Sunday, September 25, 2022


A couple of goodies here: a very old and very good mate with a new collection of his own writing, a more recent and very good mate with a collection he's conceived and corralled of other's writing. 


Matthew Ingram has a new book out soon that pulls together his recent spate of extended essays exploring the connections between music, spirituality, health and the counterculture, and adds some all-new long pieces on New Age and Prince, plus a profile of Roedelius. Keep your third eye trained on the Woebot blog for news of  The "S" Word's materialisation on this plane. 

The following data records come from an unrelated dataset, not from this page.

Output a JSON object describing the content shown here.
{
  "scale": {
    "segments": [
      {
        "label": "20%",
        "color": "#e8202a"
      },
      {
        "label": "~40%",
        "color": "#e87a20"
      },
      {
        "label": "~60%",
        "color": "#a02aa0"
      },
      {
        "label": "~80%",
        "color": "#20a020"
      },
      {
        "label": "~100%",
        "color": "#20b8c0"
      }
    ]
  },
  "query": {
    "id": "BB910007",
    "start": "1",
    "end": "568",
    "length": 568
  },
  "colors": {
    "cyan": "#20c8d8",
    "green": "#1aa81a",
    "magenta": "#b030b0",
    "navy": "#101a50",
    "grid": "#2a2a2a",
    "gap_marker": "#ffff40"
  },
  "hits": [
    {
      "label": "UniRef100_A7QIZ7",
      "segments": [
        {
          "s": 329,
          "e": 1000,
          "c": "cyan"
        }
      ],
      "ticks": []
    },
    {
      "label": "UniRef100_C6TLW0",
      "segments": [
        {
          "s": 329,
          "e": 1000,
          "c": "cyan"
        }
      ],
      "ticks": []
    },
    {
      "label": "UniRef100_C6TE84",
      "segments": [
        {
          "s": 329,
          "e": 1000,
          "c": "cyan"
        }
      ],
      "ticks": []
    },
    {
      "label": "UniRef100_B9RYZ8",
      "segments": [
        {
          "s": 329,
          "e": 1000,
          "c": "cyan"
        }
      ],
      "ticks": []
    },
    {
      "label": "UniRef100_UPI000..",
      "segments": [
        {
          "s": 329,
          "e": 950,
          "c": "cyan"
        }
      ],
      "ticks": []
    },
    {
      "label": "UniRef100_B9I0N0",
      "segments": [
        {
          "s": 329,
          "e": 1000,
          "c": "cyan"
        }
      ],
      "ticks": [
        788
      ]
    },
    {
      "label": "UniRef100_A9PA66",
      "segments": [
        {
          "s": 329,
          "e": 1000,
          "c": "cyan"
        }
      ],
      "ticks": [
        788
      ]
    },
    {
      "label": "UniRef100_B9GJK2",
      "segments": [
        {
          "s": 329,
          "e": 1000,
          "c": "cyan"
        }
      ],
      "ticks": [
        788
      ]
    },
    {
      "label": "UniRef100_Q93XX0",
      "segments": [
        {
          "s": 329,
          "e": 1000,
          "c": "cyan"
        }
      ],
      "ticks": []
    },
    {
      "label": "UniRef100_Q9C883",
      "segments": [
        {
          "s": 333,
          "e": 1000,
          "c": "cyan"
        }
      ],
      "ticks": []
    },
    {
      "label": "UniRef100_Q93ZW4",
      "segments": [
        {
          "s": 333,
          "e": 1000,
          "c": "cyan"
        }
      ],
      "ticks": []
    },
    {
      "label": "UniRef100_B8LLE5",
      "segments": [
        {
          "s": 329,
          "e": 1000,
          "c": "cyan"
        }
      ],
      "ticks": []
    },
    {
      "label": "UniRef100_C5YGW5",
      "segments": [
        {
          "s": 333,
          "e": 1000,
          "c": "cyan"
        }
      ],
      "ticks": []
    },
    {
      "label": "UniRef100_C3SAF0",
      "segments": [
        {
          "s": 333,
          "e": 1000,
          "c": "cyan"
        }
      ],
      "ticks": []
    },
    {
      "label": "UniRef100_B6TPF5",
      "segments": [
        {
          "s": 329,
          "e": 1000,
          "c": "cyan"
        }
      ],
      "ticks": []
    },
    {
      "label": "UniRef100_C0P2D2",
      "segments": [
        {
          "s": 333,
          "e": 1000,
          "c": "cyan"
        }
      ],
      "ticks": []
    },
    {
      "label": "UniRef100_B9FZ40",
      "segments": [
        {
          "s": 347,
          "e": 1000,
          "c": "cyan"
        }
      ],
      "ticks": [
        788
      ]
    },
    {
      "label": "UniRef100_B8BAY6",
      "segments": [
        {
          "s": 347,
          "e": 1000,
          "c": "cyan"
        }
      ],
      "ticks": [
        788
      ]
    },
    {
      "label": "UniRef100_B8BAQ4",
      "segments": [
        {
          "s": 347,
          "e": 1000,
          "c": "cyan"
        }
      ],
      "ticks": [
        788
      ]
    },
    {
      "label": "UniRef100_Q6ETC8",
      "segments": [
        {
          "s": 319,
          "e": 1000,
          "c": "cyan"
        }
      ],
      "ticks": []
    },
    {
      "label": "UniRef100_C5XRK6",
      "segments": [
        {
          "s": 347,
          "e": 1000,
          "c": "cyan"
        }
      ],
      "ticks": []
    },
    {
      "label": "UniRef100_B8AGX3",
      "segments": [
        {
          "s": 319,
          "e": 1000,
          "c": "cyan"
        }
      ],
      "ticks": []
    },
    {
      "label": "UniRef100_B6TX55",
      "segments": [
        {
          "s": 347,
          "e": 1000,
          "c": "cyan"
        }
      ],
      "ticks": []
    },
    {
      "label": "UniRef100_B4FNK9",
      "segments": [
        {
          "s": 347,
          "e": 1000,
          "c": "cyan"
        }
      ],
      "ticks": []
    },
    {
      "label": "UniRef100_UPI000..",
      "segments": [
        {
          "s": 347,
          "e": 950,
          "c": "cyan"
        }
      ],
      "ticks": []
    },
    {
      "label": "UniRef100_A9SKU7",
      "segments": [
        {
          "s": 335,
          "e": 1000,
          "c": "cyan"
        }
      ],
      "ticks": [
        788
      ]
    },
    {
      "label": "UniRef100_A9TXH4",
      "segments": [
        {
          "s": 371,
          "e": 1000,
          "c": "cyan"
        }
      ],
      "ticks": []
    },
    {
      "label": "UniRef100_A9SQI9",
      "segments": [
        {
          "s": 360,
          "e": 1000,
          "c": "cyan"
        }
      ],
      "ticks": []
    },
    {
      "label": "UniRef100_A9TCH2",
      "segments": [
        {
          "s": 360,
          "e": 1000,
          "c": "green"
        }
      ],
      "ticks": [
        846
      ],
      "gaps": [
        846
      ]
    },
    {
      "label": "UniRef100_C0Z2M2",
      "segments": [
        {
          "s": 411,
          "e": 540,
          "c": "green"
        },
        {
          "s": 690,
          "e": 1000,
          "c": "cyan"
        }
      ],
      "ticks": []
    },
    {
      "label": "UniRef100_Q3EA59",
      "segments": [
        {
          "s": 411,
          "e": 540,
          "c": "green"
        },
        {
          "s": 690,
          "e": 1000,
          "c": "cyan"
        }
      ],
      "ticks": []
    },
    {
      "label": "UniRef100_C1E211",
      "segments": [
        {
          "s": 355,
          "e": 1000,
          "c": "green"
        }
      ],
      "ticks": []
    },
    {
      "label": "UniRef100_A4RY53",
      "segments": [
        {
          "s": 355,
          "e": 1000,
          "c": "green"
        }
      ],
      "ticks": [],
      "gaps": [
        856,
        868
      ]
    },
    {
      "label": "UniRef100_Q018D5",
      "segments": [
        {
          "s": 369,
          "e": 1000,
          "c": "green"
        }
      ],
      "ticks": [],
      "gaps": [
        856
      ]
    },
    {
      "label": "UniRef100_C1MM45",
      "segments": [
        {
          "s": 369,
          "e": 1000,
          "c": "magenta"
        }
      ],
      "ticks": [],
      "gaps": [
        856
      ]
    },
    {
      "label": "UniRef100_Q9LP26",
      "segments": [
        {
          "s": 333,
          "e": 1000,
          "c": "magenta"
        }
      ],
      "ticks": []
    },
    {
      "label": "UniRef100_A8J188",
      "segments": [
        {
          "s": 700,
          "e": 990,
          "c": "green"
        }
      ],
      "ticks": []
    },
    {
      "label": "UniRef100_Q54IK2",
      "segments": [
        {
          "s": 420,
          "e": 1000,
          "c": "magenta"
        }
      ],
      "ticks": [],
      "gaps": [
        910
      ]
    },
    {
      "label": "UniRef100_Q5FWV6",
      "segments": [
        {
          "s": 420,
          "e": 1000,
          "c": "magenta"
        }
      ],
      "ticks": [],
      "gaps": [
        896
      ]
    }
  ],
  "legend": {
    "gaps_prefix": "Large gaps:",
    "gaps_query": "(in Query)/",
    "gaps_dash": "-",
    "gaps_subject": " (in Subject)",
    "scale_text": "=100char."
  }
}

Asif Siddiqi has written a bunch of tomes on the space race and matters cosmonautical, but out in just a few days is his first foray into music books: One-Track Mind: Capitalism, Technology, and the Art of the Pop Song. Edited by Asif and published by Routledge it's a collection of 16 essays corralled around a focus on a single song, track, piece, or unit of recorded sound. Artists include Le Grand Kallé and African Jazz, Moby Grape, Led Zeppelin, David Bowie, X-Ray Spex, Prince, Neil Young, The Replacements, NWA, Salt-N-Pepa, Hanson, LCD Soundsystem and MIA; contributors include Oliver Wang, Esther Liberman Cuenca, Helen Reddington, Scott Poulson-Bryant, Gina Arnold, Amy Coddington, Susan Schmidt Horning, George Plasketes, Gabrielle Cornish and Asif himself. And I'm in there with a piece on Donna Summer's "I Feel Love". 

Release rationale: 

The song remains the most basic unit of modern pop music. Shaped into being by historical forces—cultural, aesthetic, and technical—the song provides both performer and audience with a world marked off by a short, discrete, and temporally demarcated experience....  Arranged chronologically in order of release of the tracks, and spanning nearly five decades, these essays zigzag across the cultural landscape to present one possible history of pop music. There are detours through psychedelic rock, Afro-pop, Latin pop, glam rock, heavy metal, punk, postpunk, adult contemporary rock, techno, hip-hop, and electro-pop here. More than just deep histories of individual songs, these essays all expand far beyond the track itself to offer exciting and often counterintuitive histories of transformative moments in popular culture. Collectively, they show the undiminished power of the individual pop song, both as distillations of important flashpoints and, in their afterlives, as ghostly echoes that persist undiminished but transform for succeeding generations....